Please find the lines in the following records that hold "role", and copy them.

─── TASK DATA

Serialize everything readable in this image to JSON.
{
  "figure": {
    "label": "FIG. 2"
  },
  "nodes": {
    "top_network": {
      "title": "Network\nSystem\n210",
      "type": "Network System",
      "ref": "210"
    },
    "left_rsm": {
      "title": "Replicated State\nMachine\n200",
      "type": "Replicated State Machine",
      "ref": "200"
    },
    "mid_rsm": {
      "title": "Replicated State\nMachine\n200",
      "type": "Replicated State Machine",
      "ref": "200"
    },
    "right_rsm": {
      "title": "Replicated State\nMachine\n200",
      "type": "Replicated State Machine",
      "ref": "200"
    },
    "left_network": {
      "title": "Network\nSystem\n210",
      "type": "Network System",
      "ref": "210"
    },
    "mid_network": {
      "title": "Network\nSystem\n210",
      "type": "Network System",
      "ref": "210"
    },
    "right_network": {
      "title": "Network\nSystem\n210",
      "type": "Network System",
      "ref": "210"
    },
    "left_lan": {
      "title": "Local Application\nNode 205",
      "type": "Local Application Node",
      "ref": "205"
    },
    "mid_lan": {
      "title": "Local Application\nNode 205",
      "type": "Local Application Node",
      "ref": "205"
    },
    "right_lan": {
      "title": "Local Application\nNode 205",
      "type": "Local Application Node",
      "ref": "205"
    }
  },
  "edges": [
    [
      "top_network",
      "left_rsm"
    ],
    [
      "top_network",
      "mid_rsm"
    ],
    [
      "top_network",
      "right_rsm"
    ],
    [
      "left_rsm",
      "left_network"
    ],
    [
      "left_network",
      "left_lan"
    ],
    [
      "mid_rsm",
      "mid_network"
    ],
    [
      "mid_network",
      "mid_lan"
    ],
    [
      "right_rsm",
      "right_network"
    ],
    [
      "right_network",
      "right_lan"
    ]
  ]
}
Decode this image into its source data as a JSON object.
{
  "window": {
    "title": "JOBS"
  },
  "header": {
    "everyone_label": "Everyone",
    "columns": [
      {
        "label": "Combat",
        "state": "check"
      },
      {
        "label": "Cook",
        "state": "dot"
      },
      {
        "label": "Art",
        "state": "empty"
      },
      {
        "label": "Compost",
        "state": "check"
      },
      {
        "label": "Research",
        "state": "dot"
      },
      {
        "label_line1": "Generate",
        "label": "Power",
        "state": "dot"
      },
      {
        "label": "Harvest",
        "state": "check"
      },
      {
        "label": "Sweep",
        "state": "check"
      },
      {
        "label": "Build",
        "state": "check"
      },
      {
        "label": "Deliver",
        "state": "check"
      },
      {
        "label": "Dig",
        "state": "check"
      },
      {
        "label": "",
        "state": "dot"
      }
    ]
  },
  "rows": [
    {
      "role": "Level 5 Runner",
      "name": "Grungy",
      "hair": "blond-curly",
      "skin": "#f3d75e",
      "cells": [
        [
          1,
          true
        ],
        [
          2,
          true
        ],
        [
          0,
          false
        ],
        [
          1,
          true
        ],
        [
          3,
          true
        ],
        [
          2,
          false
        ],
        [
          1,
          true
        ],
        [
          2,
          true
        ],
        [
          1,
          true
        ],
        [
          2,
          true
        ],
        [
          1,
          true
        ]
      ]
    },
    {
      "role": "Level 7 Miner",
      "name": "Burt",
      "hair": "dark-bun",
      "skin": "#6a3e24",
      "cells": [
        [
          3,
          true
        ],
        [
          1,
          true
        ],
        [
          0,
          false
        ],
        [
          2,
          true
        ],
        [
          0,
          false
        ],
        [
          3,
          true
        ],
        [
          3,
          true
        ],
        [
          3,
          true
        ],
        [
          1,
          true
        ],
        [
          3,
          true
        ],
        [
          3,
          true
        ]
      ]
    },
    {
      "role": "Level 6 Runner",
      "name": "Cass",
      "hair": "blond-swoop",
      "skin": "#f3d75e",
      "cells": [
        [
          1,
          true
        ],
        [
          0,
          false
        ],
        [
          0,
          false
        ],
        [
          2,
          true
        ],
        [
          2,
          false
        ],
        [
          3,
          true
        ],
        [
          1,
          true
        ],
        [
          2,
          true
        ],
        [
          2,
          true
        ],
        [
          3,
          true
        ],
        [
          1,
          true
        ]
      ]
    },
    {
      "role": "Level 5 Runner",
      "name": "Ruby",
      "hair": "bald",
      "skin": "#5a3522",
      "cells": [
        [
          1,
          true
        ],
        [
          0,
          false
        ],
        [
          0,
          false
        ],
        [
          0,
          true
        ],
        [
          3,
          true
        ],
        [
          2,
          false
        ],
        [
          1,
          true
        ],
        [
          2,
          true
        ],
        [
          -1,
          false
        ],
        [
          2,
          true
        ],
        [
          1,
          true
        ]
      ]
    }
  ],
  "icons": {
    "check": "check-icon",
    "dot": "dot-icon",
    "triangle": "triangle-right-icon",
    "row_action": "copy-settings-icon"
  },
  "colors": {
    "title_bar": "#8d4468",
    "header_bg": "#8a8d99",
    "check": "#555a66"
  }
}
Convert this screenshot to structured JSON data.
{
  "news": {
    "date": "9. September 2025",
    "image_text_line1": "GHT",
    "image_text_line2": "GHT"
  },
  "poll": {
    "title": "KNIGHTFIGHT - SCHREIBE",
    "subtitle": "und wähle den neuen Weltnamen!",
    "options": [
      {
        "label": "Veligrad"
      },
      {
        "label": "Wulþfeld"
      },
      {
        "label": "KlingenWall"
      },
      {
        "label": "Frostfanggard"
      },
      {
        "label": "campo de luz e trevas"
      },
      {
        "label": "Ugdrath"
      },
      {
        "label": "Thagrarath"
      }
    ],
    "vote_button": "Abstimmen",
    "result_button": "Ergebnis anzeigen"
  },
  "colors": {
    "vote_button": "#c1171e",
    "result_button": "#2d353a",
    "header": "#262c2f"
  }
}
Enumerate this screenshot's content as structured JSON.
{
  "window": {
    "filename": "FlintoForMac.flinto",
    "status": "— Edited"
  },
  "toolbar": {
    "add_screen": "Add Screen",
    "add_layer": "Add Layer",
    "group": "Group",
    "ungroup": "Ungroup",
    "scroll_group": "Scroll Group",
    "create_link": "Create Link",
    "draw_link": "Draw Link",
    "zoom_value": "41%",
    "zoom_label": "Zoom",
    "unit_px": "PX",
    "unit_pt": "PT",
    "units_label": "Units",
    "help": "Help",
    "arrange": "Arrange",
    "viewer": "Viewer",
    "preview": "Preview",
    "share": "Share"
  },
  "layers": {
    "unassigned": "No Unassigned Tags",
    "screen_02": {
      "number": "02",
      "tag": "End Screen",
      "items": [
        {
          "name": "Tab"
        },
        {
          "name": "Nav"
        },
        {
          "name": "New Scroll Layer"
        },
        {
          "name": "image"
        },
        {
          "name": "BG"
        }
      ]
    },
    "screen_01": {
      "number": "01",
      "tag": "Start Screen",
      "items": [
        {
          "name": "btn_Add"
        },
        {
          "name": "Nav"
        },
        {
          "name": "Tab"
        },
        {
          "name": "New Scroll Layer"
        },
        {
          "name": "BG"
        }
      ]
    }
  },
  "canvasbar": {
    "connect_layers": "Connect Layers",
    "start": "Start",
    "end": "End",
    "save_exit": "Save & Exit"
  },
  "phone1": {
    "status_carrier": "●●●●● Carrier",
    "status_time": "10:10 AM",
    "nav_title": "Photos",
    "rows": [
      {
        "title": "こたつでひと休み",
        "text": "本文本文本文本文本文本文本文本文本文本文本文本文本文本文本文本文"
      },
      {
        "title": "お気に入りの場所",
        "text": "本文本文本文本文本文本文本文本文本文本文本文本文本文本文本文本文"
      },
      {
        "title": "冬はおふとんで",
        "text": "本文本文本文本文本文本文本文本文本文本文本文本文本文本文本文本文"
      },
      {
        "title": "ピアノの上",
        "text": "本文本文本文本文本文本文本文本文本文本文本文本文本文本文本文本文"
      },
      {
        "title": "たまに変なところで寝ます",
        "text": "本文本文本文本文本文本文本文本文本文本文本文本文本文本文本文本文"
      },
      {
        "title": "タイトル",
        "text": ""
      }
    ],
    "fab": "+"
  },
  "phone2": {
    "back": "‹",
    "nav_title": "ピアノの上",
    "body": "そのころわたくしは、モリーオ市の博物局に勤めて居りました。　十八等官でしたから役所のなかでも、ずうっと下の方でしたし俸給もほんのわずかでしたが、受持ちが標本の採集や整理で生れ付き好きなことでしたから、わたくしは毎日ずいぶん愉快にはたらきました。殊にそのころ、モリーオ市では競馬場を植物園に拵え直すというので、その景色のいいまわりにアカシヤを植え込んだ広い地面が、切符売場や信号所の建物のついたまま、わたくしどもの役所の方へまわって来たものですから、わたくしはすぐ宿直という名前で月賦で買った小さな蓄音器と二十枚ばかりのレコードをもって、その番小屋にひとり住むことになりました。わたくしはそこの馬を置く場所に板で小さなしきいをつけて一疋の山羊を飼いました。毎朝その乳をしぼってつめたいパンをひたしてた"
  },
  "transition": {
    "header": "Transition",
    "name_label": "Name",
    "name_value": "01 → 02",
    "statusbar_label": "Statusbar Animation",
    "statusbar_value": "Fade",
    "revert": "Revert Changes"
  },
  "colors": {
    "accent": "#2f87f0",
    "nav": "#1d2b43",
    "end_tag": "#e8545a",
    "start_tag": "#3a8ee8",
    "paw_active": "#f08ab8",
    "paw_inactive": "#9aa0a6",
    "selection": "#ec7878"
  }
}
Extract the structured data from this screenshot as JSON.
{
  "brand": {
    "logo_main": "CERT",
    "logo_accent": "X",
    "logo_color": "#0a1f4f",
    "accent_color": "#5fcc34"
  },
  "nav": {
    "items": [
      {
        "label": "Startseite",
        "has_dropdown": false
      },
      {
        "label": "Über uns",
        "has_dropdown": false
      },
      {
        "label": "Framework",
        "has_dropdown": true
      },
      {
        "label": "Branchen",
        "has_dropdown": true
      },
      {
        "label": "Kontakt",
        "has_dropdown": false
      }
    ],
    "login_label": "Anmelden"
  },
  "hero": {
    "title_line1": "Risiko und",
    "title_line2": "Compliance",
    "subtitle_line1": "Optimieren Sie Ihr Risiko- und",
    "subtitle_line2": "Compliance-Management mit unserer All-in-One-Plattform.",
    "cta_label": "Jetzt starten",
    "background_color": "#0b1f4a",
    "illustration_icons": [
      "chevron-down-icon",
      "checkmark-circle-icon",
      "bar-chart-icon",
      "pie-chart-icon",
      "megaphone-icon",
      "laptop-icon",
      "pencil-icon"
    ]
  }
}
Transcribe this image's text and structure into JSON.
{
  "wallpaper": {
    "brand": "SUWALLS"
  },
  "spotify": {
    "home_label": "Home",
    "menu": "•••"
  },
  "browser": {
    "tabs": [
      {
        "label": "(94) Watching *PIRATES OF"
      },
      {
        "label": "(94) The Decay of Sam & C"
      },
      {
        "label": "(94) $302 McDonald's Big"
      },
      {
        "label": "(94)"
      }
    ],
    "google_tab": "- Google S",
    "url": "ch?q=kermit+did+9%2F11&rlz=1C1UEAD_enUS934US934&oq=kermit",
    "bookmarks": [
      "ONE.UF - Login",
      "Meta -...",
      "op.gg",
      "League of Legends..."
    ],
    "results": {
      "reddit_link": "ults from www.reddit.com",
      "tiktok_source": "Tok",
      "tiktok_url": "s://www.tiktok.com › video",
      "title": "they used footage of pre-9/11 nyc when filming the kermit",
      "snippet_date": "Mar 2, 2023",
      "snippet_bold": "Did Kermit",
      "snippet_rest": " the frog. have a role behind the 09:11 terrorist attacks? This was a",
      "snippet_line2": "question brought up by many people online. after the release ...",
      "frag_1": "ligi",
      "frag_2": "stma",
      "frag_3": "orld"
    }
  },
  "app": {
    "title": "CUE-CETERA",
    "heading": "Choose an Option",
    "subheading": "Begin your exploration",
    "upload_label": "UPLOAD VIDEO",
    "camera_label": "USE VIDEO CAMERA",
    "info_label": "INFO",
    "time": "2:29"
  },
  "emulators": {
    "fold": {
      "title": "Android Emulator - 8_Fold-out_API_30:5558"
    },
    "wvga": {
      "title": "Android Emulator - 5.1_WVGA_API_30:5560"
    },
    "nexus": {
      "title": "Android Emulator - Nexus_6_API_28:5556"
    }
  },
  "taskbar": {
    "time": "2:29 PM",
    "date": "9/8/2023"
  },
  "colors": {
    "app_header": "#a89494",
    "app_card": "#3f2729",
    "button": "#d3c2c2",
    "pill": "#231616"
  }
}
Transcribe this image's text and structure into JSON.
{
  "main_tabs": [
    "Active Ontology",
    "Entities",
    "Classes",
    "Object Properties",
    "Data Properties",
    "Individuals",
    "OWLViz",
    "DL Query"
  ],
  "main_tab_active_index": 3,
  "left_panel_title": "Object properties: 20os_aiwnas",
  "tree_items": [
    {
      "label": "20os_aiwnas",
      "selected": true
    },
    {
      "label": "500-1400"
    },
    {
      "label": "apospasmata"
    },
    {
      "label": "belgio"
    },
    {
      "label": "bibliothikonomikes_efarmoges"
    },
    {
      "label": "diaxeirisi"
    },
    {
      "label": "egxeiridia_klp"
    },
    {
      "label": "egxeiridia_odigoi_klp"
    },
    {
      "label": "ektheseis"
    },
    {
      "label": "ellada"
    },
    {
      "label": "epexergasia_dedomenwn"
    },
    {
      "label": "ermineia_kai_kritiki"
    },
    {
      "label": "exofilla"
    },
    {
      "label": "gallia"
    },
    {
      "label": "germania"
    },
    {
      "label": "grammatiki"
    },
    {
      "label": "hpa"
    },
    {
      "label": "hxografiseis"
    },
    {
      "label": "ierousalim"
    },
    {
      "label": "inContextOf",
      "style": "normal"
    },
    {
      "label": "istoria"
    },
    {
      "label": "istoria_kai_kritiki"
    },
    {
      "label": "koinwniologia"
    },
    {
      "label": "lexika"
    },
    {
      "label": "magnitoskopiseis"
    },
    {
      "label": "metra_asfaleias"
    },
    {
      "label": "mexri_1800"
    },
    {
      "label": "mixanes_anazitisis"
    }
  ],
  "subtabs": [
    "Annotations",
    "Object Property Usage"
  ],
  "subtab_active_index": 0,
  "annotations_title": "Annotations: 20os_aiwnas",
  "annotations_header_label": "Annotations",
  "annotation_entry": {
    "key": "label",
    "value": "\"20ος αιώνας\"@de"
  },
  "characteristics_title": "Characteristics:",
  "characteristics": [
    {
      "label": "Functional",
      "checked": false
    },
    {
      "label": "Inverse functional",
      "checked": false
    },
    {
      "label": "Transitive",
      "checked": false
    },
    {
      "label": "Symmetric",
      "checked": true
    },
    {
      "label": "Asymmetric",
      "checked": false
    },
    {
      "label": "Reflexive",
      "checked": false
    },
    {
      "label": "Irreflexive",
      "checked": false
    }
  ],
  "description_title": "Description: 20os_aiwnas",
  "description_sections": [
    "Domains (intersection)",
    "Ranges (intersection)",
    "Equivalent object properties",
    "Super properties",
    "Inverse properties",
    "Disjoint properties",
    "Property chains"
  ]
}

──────

[RESPONSE BOX]
      "role": "Level 5 Runner",
      "role": "Level 7 Miner",
      "role": "Level 6 Runner",
      "role": "Level 5 Runner",
      "snippet_rest": " the frog. have a role behind the 09:11 terrorist attacks? This was a",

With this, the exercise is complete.